== Exercise prompt ==
Search the entries below for the word "background", then copy each line in which it is found.

== Listed records ==

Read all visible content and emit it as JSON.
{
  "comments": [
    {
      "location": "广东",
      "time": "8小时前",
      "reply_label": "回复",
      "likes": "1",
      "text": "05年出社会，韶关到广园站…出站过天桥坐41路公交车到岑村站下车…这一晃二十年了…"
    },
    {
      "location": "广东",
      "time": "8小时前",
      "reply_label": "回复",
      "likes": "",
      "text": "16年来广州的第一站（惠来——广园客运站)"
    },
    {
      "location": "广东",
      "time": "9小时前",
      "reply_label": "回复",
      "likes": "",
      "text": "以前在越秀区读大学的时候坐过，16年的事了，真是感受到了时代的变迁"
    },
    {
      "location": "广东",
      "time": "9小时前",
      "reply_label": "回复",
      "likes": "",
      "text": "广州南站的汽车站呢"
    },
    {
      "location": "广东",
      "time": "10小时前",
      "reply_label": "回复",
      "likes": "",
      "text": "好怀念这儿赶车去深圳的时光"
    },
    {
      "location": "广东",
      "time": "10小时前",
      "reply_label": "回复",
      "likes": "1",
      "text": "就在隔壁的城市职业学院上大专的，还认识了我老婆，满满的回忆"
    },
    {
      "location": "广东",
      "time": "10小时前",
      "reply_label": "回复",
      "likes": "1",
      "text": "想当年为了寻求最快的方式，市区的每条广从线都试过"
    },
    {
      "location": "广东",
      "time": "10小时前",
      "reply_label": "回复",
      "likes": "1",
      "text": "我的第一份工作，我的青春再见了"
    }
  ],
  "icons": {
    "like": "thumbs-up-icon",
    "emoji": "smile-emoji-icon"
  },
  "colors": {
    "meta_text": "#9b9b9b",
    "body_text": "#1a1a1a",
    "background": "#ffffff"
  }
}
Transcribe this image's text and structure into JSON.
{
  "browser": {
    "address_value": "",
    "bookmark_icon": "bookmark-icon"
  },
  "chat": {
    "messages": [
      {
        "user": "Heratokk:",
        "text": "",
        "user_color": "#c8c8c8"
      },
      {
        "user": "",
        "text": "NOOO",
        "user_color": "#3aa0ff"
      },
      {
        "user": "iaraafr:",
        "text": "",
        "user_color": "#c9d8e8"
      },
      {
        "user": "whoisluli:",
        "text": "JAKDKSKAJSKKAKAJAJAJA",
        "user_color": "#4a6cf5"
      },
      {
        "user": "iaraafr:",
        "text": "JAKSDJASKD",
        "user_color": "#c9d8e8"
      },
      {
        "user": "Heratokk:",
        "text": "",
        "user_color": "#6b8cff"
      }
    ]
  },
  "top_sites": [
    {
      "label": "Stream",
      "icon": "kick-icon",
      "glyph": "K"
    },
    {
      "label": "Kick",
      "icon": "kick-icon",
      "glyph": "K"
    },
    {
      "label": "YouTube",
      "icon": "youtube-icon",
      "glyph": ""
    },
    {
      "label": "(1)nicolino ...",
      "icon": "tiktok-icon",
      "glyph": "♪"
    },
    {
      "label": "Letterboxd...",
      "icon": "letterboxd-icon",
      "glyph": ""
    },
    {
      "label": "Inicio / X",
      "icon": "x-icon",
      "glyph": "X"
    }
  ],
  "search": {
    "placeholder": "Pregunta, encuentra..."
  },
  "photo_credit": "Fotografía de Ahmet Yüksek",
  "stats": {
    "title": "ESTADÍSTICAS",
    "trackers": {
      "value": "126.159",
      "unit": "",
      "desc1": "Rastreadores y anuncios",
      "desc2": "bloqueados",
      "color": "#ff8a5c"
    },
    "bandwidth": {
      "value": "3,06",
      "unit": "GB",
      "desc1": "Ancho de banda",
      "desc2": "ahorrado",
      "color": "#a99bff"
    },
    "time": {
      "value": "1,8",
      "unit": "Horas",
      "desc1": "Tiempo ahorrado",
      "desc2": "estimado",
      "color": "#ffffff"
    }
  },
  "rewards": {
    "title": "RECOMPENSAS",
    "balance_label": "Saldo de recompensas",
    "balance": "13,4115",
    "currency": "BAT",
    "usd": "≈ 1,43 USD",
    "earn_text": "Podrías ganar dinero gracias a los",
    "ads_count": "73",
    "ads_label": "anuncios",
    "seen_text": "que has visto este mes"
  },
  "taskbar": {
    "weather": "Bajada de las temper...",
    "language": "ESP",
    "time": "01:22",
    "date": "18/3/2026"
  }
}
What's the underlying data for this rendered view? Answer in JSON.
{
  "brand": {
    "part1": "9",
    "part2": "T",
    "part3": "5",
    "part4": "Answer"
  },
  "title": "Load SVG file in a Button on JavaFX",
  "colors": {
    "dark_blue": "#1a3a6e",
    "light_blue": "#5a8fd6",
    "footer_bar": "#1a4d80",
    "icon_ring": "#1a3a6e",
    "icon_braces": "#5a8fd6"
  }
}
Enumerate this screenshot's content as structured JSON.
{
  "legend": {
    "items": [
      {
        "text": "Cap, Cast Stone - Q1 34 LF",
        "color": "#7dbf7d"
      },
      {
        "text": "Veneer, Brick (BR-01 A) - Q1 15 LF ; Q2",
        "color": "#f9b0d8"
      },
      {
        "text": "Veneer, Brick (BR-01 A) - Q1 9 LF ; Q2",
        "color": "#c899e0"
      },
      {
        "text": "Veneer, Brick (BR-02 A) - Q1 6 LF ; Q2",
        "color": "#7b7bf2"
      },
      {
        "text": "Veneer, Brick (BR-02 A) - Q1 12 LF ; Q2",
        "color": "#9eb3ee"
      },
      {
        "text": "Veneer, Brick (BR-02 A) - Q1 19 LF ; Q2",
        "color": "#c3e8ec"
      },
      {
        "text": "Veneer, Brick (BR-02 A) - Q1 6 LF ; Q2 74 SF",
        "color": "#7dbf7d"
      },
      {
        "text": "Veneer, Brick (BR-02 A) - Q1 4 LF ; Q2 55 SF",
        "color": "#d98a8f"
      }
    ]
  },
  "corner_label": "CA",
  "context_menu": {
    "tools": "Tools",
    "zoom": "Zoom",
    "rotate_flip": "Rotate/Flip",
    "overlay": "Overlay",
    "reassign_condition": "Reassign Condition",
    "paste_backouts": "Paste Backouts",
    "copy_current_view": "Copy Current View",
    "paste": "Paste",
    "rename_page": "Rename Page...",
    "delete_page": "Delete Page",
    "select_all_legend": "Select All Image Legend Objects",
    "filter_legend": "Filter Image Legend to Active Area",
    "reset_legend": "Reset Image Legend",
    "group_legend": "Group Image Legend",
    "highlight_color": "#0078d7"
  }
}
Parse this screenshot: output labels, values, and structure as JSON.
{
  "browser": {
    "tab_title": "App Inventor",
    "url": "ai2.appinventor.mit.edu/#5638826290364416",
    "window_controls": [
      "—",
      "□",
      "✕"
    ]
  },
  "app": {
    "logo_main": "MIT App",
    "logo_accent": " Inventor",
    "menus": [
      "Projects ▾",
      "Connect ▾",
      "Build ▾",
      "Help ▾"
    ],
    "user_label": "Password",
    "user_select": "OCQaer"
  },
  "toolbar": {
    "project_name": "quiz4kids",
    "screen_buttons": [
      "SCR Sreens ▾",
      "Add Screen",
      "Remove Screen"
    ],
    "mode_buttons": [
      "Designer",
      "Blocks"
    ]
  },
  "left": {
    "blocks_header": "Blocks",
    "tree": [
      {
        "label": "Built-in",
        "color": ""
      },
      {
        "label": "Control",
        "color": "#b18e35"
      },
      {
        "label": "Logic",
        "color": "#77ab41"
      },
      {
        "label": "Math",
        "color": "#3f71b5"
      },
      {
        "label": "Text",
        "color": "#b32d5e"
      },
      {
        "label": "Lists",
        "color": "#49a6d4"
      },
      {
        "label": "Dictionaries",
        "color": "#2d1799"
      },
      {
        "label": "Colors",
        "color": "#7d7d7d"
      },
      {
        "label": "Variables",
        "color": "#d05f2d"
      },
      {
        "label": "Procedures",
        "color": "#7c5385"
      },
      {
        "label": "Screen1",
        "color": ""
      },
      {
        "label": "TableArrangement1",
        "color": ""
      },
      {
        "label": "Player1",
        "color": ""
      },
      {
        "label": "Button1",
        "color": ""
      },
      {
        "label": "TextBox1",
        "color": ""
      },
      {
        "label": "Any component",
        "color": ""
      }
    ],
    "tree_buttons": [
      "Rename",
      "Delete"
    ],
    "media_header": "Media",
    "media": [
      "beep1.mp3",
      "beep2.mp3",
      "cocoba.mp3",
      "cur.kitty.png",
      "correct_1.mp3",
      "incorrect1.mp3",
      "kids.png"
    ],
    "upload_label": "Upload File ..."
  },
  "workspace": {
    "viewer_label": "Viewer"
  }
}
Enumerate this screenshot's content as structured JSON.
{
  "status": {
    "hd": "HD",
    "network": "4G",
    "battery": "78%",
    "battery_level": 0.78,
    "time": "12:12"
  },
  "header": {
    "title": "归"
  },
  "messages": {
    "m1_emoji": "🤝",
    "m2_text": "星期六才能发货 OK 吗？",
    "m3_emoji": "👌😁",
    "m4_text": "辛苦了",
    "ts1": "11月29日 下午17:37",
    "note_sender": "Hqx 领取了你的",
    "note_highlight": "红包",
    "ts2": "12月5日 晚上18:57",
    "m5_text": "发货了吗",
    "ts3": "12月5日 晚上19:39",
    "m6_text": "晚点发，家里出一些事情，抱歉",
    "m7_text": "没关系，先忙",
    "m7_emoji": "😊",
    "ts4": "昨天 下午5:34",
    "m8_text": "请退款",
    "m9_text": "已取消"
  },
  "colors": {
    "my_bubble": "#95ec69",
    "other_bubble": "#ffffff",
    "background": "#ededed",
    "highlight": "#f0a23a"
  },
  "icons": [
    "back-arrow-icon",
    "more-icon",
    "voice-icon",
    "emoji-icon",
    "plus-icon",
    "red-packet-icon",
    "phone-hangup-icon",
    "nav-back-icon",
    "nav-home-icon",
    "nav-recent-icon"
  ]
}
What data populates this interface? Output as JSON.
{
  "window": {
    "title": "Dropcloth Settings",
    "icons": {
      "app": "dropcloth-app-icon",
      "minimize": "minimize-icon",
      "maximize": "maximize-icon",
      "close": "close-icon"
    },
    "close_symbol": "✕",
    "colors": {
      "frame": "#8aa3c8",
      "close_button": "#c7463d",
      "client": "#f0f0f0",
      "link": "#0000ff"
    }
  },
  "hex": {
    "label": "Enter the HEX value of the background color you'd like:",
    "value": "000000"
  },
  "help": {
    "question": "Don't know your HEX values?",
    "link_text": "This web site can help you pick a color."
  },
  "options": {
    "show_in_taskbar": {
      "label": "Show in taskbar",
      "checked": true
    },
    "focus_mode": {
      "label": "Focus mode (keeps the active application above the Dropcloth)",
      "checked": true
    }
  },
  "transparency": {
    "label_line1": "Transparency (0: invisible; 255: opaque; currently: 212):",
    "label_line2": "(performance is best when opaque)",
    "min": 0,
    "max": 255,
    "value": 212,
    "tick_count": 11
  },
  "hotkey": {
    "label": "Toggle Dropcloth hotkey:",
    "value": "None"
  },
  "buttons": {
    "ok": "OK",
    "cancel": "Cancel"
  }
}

== Finished exercise ==
    "background": "#ffffff"
    "background": "#ededed",
    "label": "Enter the HEX value of the background color you'd like:",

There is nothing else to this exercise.